What to produce: If a line in the records contains the string "Penjual", show that line.

[Source data]
= Beginning of Section =

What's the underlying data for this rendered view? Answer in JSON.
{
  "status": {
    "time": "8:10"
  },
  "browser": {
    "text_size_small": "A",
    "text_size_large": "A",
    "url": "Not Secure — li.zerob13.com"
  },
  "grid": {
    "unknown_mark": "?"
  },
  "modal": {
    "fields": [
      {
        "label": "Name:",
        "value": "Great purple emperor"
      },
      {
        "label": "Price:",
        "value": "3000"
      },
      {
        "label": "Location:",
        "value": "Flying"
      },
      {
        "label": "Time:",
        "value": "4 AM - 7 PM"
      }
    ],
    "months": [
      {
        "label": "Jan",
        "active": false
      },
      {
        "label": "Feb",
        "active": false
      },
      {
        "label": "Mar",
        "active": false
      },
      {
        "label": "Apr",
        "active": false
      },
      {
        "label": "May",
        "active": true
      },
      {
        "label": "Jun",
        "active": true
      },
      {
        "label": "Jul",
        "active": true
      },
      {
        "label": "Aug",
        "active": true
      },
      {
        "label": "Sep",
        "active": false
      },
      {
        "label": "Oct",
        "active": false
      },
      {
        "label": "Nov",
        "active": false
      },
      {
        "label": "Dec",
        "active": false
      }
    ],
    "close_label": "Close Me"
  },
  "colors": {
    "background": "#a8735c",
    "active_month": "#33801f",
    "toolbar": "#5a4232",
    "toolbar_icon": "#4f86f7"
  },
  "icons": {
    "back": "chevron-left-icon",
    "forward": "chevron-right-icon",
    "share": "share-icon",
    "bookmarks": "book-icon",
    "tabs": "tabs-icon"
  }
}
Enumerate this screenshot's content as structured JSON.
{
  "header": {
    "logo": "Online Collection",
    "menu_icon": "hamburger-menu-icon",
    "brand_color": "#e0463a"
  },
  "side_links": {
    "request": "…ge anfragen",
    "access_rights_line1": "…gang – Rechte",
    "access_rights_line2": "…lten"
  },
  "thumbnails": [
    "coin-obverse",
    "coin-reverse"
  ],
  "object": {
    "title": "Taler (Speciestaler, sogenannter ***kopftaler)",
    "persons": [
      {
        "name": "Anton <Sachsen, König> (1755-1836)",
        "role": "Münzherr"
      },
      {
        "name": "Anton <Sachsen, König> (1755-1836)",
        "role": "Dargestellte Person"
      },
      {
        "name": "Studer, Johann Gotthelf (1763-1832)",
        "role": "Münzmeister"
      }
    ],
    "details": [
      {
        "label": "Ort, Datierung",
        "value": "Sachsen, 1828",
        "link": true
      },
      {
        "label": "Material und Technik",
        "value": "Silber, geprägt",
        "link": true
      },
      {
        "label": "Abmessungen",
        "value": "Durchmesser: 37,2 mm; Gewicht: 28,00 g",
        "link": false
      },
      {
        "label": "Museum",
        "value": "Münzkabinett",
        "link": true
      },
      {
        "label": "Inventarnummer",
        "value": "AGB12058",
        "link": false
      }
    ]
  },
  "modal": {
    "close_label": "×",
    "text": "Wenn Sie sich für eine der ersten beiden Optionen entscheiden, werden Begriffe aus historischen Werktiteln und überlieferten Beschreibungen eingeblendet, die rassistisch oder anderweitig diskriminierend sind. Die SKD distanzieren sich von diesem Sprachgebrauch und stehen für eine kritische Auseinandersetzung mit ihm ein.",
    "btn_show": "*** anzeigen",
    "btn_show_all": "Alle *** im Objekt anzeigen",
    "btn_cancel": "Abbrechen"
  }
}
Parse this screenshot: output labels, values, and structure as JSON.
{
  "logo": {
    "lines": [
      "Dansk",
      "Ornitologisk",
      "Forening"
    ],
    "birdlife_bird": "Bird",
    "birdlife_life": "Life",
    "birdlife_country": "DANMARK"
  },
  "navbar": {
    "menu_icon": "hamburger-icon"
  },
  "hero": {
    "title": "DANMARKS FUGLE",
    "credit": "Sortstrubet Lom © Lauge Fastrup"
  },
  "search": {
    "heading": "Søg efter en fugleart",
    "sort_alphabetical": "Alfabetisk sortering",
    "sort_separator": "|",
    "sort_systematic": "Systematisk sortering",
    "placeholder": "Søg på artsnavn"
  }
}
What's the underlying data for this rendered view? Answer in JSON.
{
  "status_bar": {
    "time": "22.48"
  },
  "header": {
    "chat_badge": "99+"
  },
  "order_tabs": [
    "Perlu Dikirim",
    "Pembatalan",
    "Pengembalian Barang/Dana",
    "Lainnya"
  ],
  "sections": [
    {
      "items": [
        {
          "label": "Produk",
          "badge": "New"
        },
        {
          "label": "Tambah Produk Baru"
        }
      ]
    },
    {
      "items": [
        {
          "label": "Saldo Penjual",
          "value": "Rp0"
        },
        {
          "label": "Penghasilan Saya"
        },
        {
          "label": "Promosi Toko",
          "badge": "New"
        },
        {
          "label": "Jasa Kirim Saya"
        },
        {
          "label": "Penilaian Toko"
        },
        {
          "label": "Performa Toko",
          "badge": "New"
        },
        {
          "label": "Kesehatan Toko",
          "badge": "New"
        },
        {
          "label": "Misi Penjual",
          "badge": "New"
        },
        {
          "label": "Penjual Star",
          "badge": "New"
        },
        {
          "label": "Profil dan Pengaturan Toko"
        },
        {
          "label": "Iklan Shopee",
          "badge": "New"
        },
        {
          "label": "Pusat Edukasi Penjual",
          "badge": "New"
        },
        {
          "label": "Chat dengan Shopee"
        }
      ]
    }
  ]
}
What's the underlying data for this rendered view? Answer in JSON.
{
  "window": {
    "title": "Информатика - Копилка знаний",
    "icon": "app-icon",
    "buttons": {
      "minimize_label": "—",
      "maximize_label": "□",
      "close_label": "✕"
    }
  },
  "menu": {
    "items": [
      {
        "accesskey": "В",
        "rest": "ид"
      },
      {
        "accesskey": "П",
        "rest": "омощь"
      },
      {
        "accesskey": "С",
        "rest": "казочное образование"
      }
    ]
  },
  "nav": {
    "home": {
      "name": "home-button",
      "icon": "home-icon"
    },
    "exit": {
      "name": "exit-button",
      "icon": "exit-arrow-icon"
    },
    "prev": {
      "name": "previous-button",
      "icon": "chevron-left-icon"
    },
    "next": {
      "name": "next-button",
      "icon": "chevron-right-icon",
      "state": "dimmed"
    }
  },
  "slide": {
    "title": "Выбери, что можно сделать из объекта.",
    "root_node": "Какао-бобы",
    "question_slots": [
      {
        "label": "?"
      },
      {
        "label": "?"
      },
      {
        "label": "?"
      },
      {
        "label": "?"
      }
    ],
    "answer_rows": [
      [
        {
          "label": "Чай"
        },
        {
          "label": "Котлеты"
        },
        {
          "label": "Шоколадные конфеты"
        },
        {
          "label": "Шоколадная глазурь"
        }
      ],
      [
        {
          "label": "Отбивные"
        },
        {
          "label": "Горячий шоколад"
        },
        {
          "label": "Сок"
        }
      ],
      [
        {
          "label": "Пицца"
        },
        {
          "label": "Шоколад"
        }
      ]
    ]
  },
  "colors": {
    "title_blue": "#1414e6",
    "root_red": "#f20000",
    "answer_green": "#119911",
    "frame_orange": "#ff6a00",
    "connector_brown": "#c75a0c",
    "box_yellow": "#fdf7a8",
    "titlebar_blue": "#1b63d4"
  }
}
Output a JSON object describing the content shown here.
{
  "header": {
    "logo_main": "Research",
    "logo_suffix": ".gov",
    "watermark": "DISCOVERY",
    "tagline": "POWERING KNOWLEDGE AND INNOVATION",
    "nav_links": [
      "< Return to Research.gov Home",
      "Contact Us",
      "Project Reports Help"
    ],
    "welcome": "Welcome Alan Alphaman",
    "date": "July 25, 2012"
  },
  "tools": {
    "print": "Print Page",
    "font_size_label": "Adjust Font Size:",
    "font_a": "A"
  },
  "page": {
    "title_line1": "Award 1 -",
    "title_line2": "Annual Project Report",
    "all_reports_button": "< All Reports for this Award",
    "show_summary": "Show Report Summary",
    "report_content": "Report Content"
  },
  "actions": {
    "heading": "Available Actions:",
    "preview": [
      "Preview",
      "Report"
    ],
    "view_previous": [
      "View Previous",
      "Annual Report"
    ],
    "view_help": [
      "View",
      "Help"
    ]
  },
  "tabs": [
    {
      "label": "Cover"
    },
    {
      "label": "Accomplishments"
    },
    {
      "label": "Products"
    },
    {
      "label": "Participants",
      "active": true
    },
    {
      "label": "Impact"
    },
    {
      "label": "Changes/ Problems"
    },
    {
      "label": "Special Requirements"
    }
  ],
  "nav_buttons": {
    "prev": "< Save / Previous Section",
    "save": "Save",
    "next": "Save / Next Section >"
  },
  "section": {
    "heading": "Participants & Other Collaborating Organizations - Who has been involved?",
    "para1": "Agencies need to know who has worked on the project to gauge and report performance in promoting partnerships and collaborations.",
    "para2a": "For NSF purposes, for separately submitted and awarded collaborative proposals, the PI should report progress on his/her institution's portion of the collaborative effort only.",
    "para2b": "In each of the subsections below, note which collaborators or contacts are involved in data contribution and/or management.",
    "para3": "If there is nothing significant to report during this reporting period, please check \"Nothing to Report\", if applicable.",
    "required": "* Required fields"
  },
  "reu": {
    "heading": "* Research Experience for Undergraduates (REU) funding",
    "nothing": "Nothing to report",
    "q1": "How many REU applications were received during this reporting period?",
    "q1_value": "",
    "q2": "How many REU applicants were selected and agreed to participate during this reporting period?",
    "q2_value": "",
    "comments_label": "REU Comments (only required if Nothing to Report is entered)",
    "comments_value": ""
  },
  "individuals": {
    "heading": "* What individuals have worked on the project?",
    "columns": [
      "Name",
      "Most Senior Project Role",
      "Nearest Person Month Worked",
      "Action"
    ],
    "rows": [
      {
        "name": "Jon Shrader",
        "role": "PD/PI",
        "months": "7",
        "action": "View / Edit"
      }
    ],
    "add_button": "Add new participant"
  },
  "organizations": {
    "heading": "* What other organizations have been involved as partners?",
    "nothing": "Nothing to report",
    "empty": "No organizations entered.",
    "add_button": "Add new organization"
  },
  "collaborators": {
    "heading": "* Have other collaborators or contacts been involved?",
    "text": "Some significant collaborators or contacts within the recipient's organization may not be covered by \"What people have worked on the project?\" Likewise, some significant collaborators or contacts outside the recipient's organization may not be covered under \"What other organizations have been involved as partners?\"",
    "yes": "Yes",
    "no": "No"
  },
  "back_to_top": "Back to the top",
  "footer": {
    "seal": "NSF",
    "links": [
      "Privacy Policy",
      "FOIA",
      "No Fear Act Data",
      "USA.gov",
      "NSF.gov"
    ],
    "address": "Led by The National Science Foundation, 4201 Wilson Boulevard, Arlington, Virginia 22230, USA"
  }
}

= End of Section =

Finished task:
          "label": "Saldo Penjual",
          "label": "Misi Penjual",
          "label": "Penjual Star",
          "label": "Pusat Edukasi Penjual",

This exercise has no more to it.